The inconsistent recognition seemed odd because, even with background noise, music playing and the phone in a cup holder, raising my voice was enough to trigger Siri into action. It was impressive to see, but was tempered by the constant repetition in issuing commands.
Where Siri struggles
One of the music apps I prefer to use for tracks stored on my iPhone is Radsone. Trying to launch that hands-free through Siri was nothing short of a debacle. Regardless of whether it was through its microphone or a Bluetooth headset or speakerphone, launching certain apps was frustrating. Not only that, but even when I wanted to play a song or album, Siri was decent at getting it right, except it could only do so through the default iOS Music app, which I don’t use.
This effectively exposed a limitation about Apple’s voice assistant that it will need to address in a future update. It’s not enough to just be able to launch an app, it would be far more useful to launch it and go straight to a specific feature inside. I was easily able to launch Spotify and Songza, but couldn’t do anything else hands-free beyond that. Who knows if CarPlay may eventually open things up enough to enable that with a wide number of apps. Perhaps opening Siri up to third-party developers — just enough to plug it in to apps and features — could be a game-changer for expanding it into a truly immersive input platform. More likely, CarPlay integration will open up an app’s interface and controls onto an in-dash touchscreen before that ever happens.
The fact Siri confuses words means any request or command can be compromised. Setting up a calendar entry or reminder, composing an email or simply asking for a joke turned out to be a mixed bag. Siri knew the gist of what I was trying to do, but would get some of the details or words wrong, negating the flow.

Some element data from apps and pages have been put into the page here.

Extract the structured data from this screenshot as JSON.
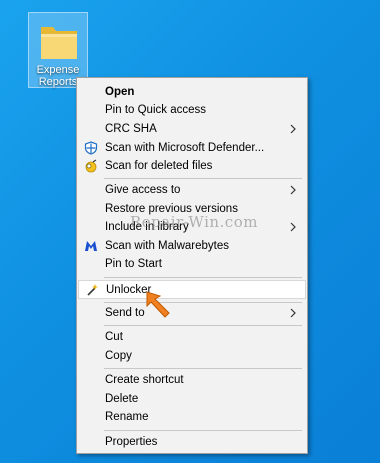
{
  "desktop": {
    "icon_label": "Expense\nReports"
  },
  "watermark": "Repair-Win.com",
  "menu": {
    "items": {
      "open": "Open",
      "pin_quick": "Pin to Quick access",
      "crc": "CRC SHA",
      "defender": "Scan with Microsoft Defender...",
      "deleted": "Scan for deleted files",
      "give_access": "Give access to",
      "restore": "Restore previous versions",
      "include": "Include in library",
      "malware": "Scan with Malwarebytes",
      "pin_start": "Pin to Start",
      "unlocker": "Unlocker",
      "send_to": "Send to",
      "cut": "Cut",
      "copy": "Copy",
      "create_shortcut": "Create shortcut",
      "delete": "Delete",
      "rename": "Rename",
      "properties": "Properties"
    }
  },
  "colors": {
    "desktop": "#0f8fe0",
    "menu_bg": "#f2f2f2",
    "highlight": "#ffffff",
    "pointer": "#f08020"
  }
}
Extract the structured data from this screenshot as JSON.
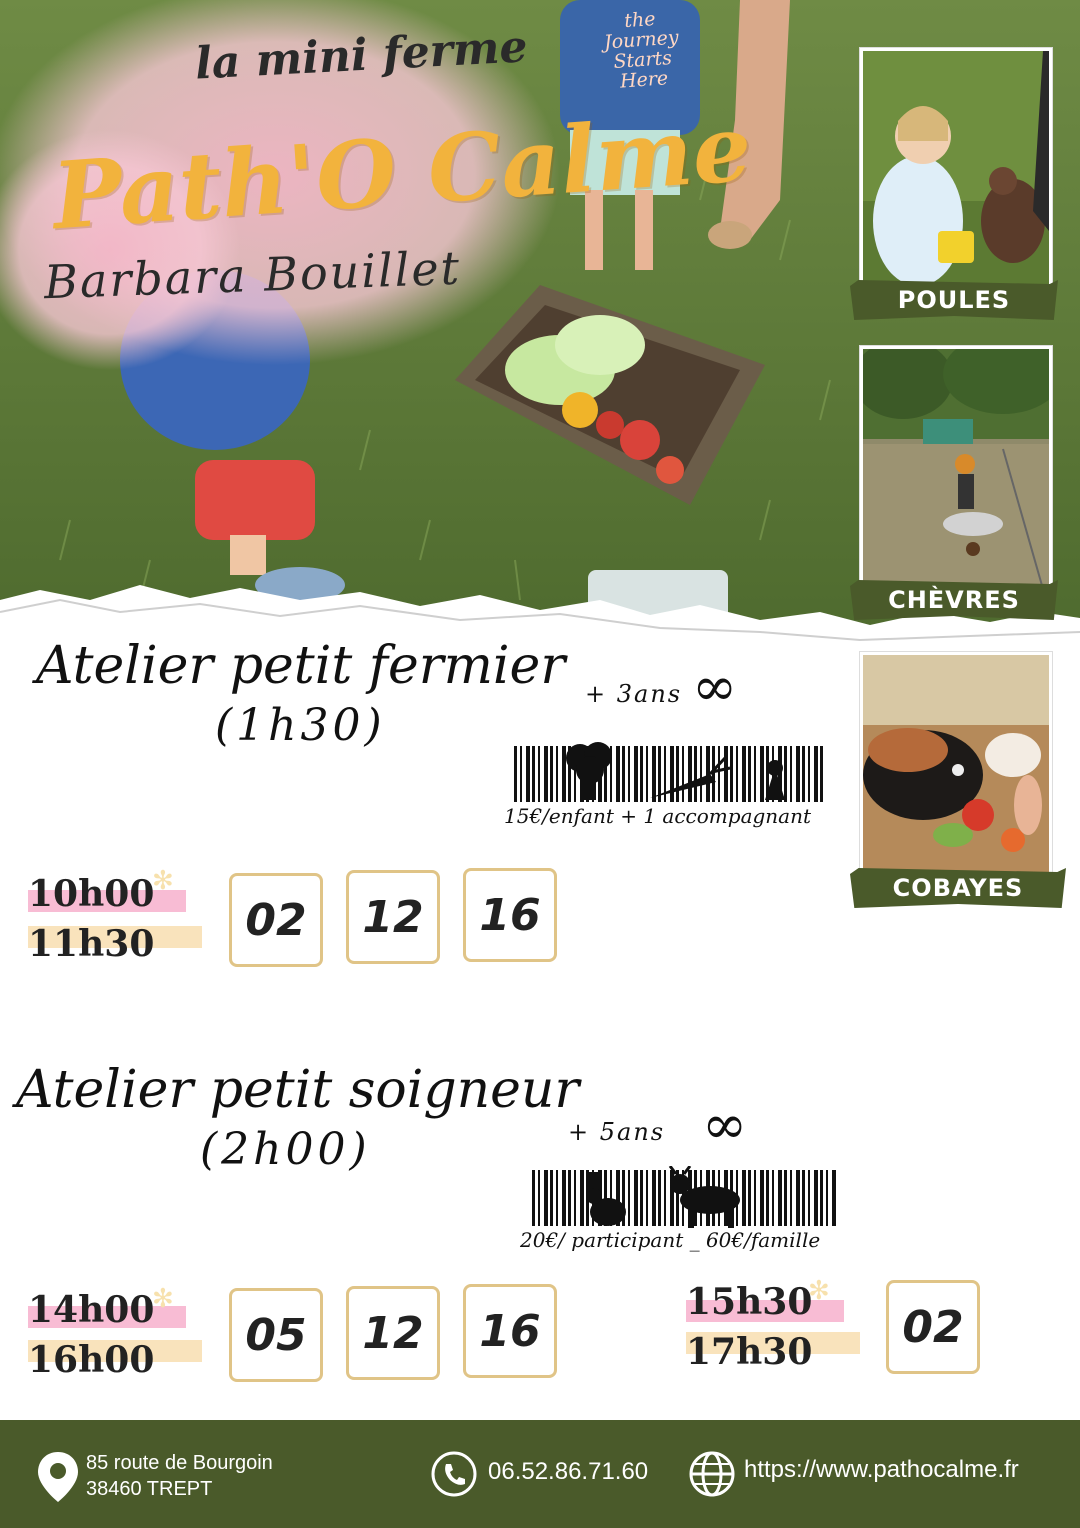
{
  "header": {
    "subtitle": "la mini ferme",
    "brand": "Path'O Calme",
    "owner": "Barbara Bouillet",
    "shirt_text": "the Journey Starts Here"
  },
  "animals": [
    {
      "label": "POULES"
    },
    {
      "label": "CHÈVRES"
    },
    {
      "label": "COBAYES"
    }
  ],
  "atelier1": {
    "title": "Atelier petit fermier",
    "duration": "(1h30)",
    "age": "+ 3ans",
    "infinity": "∞",
    "price": "15€/enfant + 1 accompagnant",
    "start": "10h00",
    "end": "11h30",
    "dates": [
      "02",
      "12",
      "16"
    ]
  },
  "atelier2": {
    "title": "Atelier petit soigneur",
    "duration": "(2h00)",
    "age": "+ 5ans",
    "infinity": "∞",
    "price": "20€/ participant _ 60€/famille",
    "session1": {
      "start": "14h00",
      "end": "16h00",
      "dates": [
        "05",
        "12",
        "16"
      ]
    },
    "session2": {
      "start": "15h30",
      "end": "17h30",
      "dates": [
        "02"
      ]
    }
  },
  "footer": {
    "address_line1": "85 route de Bourgoin",
    "address_line2": "38460 TREPT",
    "phone": "06.52.86.71.60",
    "website": "https://www.pathocalme.fr"
  },
  "colors": {
    "brand_yellow": "#f2b33d",
    "olive": "#4a5a2a",
    "pink_highlight": "#f6a6c5",
    "date_border": "#e0c487"
  }
}
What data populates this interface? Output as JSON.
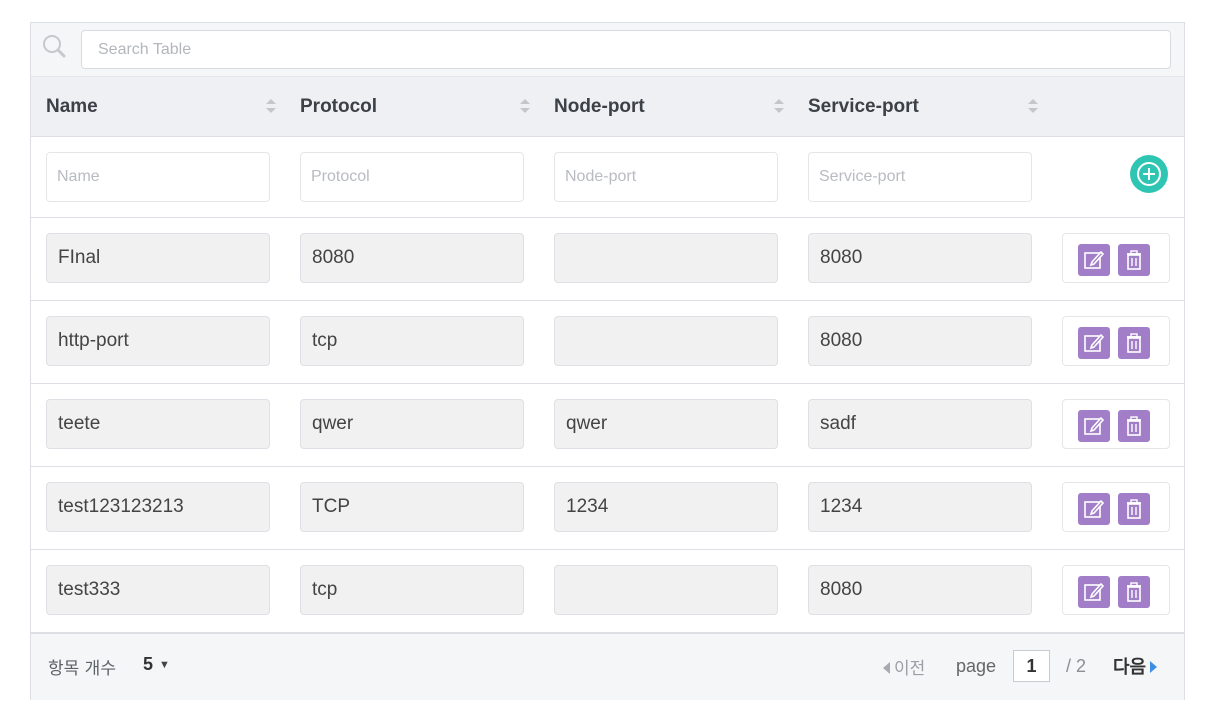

When asking for nearby restaurants or movie showtimes, the resulting back-and-forth communication was like an open invitation for mistakes. Again, the main reason is how Siri interprets what’s being said. I found comprehension would falter if the window was down, or if music was playing from a separate source. It actually captured some words from lyrics and meshed them with what I was asking. The result was that it either didn’t understand, or suggested a Web search.
Part of the problem here is that Siri doesn’t actually know you’re driving. If there was a “car mode” that would kick in and adjust gain by amplifying the microphone or automatically reading incoming messages, among other things, it would arguably be far more effective in the car. Clearly, the hands-free feature hasn’t been designed with that in mind — at least not yet.
In contrast, the new Moto X has a driving mode and Touchless Control that combine for a pretty good package. Though not as extensive or integrated as Siri, it does the basics well and is fairly consistent in doing so. For calls and messages on the road, it’s on par, if not better than Siri. Beyond that, Siri still holds an edge.
Apple may already be on to improving Siri’s integration in the car, yet it may only be doing so in partnership with the automakers. It’s already known that Siri will be a key part of the CarPlay user experience, but not every vehicle will have it, and it’s not clear what, if any, role it will play in the aftermarket.
This leaves the scenarios noted above. Next to charging at home or work, the car is one of the most common places to keep an iPhone tethered. The convenience in getting Siri to assist without actually touching the phone or installing something is compelling, and it’s great when it works. To make it work more consistently and precisely, Apple will need to widen its scope to dig deeper.